Prosthetic Knowledge Picks: Surveillance Painting

Being Digital by Enda O'Donoghue (2008)

A collection of examples from the Prosthetic Knowledge Tumblr archive featuring artists who have inserted the visual grammar of new media technology into painting.

Enda O’Donoghue

wow, my stomach looks really great! (2010)

The 1604 (2006)

Reflection (2010)

Prosthetic Knowledge Picks: Typewriter

A collection of examples from the Prosthetic Knowledge Tumblr archive and around the web on creative projects and installations which employ the typewriter as part of the work.

On Journalism #2 Typewriter

Installation piece connects computer to typewriter that generates stories about journalists who have died since 1992. By Julian Koschwitz:

Prosthetic Knowledge Picks: Commodore Christmas Demos

In this submission, we take a look at how a holiday season was expressed through the Commodore 64.

Released in 1982, the Commodore 64 was, at one point, the biggest selling computer ever, selling up to 17 million units in it's time. As a retail-focused product (as opposed to an electrical one), Christmas was an important time to attract this highly desirable present. As well as this, groups and communities around the machine emerged, creating shareable demos of images, animations and music for themselves, a highly humanizing response to a digital technology. It's happened with other machines as well (the ZX Spectrum, the Amstrad, various Atari machines, the Amiga etc ...), not just in it's time but also currently where communities exist around these older technologies. It also happens around file formats, for example, with the GIF net art community and the GIF Wrapping project where artists randomly selected together to produce something for each other.

Commodore 64 Christmas Demo (1982)

This charming demo was created by Commodore themselves, shipped to retailers to demonstrate the graphical and sound capabilities - via csixty4:

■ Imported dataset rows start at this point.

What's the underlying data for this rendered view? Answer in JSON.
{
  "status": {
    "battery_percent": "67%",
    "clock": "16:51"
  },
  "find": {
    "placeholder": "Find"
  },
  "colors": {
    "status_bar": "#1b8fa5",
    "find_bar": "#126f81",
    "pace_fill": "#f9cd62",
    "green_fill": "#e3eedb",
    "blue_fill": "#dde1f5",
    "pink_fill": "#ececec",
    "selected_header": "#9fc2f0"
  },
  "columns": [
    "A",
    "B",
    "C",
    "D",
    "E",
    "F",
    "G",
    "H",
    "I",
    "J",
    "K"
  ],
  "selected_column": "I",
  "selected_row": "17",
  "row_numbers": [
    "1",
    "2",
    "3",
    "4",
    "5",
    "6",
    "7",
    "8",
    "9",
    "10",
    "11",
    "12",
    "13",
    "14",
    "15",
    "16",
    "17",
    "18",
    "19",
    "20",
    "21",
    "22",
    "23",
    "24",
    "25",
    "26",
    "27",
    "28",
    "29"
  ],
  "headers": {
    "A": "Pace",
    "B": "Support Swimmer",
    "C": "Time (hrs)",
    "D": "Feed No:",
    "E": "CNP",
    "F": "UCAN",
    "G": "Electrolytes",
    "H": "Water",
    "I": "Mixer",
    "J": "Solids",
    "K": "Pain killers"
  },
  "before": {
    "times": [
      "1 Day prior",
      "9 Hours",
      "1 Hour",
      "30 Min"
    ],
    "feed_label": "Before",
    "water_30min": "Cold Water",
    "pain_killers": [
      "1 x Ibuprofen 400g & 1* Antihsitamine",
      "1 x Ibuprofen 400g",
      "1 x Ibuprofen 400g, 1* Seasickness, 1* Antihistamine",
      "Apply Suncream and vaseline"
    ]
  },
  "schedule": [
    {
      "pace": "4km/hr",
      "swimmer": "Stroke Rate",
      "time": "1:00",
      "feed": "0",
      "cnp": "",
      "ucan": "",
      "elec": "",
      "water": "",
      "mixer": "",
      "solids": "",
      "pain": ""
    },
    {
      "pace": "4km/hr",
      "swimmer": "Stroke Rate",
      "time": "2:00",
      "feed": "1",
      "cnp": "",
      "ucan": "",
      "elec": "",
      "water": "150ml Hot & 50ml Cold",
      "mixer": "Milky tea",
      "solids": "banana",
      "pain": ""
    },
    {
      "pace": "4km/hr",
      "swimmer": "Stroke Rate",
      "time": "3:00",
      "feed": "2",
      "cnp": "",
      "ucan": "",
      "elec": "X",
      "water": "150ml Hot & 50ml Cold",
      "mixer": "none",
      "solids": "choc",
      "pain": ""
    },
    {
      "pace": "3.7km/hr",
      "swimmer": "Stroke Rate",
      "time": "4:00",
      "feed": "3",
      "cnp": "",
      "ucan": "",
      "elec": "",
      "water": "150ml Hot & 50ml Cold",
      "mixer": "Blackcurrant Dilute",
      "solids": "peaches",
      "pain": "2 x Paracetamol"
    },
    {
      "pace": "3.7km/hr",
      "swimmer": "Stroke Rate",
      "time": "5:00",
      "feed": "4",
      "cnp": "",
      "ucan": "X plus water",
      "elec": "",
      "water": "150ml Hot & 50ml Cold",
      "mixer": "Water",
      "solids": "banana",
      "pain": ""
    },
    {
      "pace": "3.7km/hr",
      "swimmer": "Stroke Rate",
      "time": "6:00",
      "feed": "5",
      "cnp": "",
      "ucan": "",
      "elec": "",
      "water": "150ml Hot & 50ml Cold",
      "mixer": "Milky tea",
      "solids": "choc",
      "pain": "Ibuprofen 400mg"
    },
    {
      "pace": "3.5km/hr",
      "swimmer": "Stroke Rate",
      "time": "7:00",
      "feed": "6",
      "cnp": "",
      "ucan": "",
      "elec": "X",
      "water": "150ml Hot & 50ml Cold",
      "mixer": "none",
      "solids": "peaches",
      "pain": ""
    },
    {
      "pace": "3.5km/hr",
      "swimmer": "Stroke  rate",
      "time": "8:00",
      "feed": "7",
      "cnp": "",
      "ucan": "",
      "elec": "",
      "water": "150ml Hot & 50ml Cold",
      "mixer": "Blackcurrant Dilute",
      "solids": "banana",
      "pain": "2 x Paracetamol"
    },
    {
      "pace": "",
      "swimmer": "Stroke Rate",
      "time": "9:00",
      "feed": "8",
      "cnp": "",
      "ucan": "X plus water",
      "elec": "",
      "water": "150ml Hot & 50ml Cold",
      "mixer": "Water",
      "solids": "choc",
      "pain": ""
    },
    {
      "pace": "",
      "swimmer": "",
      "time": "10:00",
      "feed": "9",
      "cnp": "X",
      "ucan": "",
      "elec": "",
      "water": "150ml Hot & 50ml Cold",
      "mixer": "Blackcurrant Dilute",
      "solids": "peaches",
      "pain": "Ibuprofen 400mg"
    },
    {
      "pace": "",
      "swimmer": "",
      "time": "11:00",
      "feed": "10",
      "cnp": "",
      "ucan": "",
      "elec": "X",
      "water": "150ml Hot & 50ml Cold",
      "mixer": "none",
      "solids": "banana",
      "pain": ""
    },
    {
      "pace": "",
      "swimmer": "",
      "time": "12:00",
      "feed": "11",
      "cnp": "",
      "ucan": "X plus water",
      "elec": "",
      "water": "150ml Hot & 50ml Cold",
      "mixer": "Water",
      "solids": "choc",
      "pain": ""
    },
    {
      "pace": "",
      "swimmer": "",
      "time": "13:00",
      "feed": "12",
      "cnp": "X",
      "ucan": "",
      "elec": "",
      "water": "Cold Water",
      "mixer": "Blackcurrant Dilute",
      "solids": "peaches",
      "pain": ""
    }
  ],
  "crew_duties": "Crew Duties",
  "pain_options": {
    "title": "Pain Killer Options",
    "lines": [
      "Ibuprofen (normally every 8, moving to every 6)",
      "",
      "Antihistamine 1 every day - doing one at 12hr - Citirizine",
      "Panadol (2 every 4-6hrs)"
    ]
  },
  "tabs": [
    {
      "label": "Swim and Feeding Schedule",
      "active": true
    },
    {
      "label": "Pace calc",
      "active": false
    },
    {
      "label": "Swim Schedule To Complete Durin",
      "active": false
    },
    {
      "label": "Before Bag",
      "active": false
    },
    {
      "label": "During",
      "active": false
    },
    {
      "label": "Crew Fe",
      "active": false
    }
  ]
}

Commodore wrote their famous Christmas Demo in 1982 to demonstrate the capabilities of their new Commodore 64 computer and the upcoming Executive 64 (SX-64) portable. It was included with the test/demo disk that shipped with every SX-64 so dealers could introduce customers to the machines' advanced (for the time) sound and graphics. Though its character graphics and SID sound seem quaint by today's standards, the Christmas Demo reminds many Commodore fans of the morning they woke to find a computer under their tree.

Should you wish to get a copy of this demo and try it in an emulator, csixty4 have links to everything you need here

A Twisted Christmas (1987)

GIF via noname64

A ...


Prosthetic Knowledge Picks: The 3D GIF

Sample from Animated GIF in 3D

A collection of examples from the Prosthetic Knowledge Tumblr archive and around the web on experiments which take the familiar animated GIF format and take it out of its 2D origins.

This has been a good year for the Animated GIF— not only has it reached its 25th birthday, it has also become America's word of the year according to Oxford Dictionaries USA. It has been one of the internet's most creative canvases since it's availability, whether it has been employed in early homegrown HTML pages, to communities such as B3ta, YTMND, 4Chan and others. From it's continued popularity, some creatives have explored ways to take the animated GIF into new contexts. Here are a few examples:



Prosthetic Knowledge Picks: Internet Coolhunting

A collection of examples where pop culture was clearly inspired by smaller creative activities on the web (with some people not necessarily happy about it). With online chatter regarding the performance by Rihanna on Saturday Night Live and it's adoption to the net-art 'Seapunk' style, it's worth knowing that the mixed reaction is not an isolated occasion. Marketers employ 'coolhunters' to look out for interesting small cultural developments to make their artist's seem 'fresh' and ahead of the game, an activity that has been happening since the early 1990s, which was a key subject in William Gibson's 2003 novel Pattern Recognition. It is now becoming more apparent in our more modern technological age — here are some of the better known examples:

Chiptune / Timbaland

Chiptunes, the lo-fi music associated with soundchips of old computers and gaming consoles, started to make their way into contemporary music with one piece eventually leading to a file for infringement, the Timberland-produced 'Do It' for Nelly Furtado:

Compare this to "Acidjazzed Evening" by Tempest/Damage

For a much more clearer comparison, the Demoscene documentary by Moleman breifly compares and contrasts the two songs. 

According to Wikipedia:

In August 2007, an action for infringement was filed in the District Court of Helsinki against Universal Music, Ltd alleging Nelly Furtado's song "Do It" infringed "Acid Jazz Evening". In January 2009, after a trial that included multiple expert and technical witnesses, a three judge panel unanimously dismissed the plaintiff's case.

On December 17, 2008, Abbott also testified as a witness of prosecution in the Helsinki court in Gallefoss' case against Universal Music Finland. The Finnish court reportedly threw out the case after ruling in only one aspects of the three claims (sampling, performance rights, producer rights), and the case remains in appellate court ...